By Amos Kareithi
Scared of a major uprising and aware of the influence a tiny community had over the residents of Kericho and Nandi, the colonial government in 1934 crafted a law to confine about 700 members of the Talai clan in an open-air jail.
The ordinance, which has been likened by historians to Adolf Hitler’s policy of isolating the Jews before herding them into the gas chambers was consented by King George V and was implemented on in September 1934.
The Passing of the law was hastened by the attack of a European settler couple, Alex and Stella Semini of Kinangop, whose home was burgled, the owners assaulted and guns stolen triggering widespread fears after the man died.
Police investigations determined that the attack had been perpetrated by eight Kipsigis, which made the settlers more hostile towards the community.

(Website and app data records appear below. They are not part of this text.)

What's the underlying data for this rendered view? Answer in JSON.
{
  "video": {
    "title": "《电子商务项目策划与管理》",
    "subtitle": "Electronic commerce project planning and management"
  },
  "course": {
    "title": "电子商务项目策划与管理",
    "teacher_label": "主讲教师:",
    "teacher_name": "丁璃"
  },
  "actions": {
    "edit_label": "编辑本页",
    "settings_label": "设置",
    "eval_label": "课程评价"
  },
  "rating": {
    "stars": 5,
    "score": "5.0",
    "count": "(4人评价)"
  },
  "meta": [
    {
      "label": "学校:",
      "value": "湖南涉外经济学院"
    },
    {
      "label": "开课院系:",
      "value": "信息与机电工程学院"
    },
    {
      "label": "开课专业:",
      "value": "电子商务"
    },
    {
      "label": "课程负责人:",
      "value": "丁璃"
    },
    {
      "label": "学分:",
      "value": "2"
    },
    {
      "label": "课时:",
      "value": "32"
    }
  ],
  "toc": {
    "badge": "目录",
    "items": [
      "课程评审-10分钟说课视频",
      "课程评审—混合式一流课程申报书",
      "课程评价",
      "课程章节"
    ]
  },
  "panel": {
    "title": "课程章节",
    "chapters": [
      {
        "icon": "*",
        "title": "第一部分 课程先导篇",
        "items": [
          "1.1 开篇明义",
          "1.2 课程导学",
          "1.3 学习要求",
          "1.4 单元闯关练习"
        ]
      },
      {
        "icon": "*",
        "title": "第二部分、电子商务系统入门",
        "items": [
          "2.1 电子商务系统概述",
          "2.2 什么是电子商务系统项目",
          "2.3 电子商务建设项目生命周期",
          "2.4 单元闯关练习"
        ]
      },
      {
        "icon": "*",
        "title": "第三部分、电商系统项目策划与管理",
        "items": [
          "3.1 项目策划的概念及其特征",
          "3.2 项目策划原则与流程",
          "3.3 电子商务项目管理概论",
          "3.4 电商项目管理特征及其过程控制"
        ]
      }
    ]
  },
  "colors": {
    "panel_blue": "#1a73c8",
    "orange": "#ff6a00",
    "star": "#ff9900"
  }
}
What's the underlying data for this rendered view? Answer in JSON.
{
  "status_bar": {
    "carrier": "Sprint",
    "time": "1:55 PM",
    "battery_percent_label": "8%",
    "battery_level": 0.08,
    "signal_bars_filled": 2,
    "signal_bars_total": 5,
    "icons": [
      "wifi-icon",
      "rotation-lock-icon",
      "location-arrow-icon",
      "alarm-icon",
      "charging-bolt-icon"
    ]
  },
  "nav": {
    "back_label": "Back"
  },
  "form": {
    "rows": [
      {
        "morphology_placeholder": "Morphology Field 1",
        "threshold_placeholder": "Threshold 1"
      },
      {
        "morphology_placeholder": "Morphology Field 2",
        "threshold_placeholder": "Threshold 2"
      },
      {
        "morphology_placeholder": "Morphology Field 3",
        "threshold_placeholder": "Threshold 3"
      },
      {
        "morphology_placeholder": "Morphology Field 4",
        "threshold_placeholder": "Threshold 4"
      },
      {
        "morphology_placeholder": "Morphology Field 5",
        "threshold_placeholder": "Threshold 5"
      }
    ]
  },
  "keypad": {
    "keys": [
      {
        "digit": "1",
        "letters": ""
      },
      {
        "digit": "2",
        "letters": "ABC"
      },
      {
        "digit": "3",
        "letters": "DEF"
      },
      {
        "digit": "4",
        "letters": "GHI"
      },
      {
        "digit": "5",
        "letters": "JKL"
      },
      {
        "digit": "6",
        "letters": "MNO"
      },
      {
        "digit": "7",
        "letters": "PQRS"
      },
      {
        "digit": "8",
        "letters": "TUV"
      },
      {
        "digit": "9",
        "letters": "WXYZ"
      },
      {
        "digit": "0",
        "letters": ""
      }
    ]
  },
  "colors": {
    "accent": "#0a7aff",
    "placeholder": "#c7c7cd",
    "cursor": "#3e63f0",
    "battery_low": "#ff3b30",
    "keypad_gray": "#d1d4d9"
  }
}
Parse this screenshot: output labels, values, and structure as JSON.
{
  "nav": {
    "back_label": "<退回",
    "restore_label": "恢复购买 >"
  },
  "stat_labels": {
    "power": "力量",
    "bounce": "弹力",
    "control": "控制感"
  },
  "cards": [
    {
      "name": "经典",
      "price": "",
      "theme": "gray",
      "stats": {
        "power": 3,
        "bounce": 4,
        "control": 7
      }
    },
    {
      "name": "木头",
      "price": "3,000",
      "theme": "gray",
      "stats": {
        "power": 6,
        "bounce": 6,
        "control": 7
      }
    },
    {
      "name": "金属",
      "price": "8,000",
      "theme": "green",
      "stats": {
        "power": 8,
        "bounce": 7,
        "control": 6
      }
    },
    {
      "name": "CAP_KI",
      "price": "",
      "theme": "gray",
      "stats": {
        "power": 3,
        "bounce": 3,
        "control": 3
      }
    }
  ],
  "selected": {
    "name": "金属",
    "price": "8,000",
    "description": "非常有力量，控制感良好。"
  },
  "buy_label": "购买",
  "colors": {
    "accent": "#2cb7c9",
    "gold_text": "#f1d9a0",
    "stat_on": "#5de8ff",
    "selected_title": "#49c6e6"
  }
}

Historian, David M Anderson, in his work, Black Mischief: Crime, Protest and Resistance in Colonial Kenya, explains the attack followed a wave of increased insecurity in Nandi and Kipsigis lands where theft of guns ammunition had spiraled as more and more settlers were targeted.

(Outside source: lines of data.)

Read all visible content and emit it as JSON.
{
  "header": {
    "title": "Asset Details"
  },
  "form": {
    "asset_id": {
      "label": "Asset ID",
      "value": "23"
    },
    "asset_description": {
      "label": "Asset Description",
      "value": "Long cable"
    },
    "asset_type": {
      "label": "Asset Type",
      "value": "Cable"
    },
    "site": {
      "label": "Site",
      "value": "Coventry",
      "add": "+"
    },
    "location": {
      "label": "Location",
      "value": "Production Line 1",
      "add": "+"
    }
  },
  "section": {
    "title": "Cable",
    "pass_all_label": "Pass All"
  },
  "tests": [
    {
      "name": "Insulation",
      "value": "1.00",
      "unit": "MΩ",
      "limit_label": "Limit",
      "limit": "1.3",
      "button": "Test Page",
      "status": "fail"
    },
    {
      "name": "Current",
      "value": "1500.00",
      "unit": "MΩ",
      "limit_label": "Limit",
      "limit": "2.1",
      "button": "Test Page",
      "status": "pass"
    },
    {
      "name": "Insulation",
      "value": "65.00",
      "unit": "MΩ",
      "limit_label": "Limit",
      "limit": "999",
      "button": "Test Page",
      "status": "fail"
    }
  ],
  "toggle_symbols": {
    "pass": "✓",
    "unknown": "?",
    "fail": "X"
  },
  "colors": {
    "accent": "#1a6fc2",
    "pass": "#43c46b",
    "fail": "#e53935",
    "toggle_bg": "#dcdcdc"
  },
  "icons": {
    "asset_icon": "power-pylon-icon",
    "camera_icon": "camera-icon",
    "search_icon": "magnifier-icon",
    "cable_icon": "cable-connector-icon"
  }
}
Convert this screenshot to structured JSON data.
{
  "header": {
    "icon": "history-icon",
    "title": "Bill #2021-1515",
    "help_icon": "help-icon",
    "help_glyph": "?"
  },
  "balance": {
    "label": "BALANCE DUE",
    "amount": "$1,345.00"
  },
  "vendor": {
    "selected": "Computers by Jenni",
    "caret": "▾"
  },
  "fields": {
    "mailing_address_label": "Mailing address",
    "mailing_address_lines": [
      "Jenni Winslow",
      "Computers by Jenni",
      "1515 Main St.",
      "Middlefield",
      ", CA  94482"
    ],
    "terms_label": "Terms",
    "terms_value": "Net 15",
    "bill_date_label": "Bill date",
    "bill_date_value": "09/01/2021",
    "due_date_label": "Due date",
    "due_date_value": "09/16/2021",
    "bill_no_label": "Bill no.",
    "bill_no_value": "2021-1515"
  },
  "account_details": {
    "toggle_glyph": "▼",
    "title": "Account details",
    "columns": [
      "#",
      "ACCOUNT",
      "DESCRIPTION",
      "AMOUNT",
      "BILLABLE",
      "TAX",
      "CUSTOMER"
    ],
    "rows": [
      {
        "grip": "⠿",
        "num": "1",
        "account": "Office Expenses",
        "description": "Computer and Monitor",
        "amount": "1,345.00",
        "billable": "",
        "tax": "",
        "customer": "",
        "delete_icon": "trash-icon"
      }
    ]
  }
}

In 1934, Kericho District Commissioner Douglas Brumage conducted investigations, which showed systematic organisation of the Kipsigis communities under the spiritual guidance of their Laibons in readiness for a major showdown with the colonialists.
Brumage’s final report uncovered the extent of “organised crime” sanctioned by the Laibons and recommended the removal of the entire Talai clan from the Kipsigis reserve as, “they had evil influence on the whole population.”
Consequently in May 1934, the Attorney General William Harrigan drafted legislation ‘The Laibons Removal Ordinance’ (no. 32 of 1934) to provide for the mass deportation of the Talai clan, and forwarded it to London for approval.
After heated deliberations during which 39 affidavits allegedly signed by some members of the Talai, attesting to the alleged “evil powers of the Laibons” were tabled in the Legislative Council, as the Bill was unanimously passed into law.
It ultimately became law on September 25, 1934 after it was operationalised by the then acting Colonial Secretary, Juxton Barton proclaiming: “In exercise of the powers conferred upon me by section 1 of the Laibons Removal Ordinance,1934, I do hereby appoint the 25th day of September 1934 as the date upon which the said ordinance shall come into operation. God save the King.”
The ordinance which was divided into 20 sections, defined a Laibon as an Orkoiyot, who to the colonial authorities meant, “an adult male member of Talai clan? resident in the South Lumbwa or Nandi district.”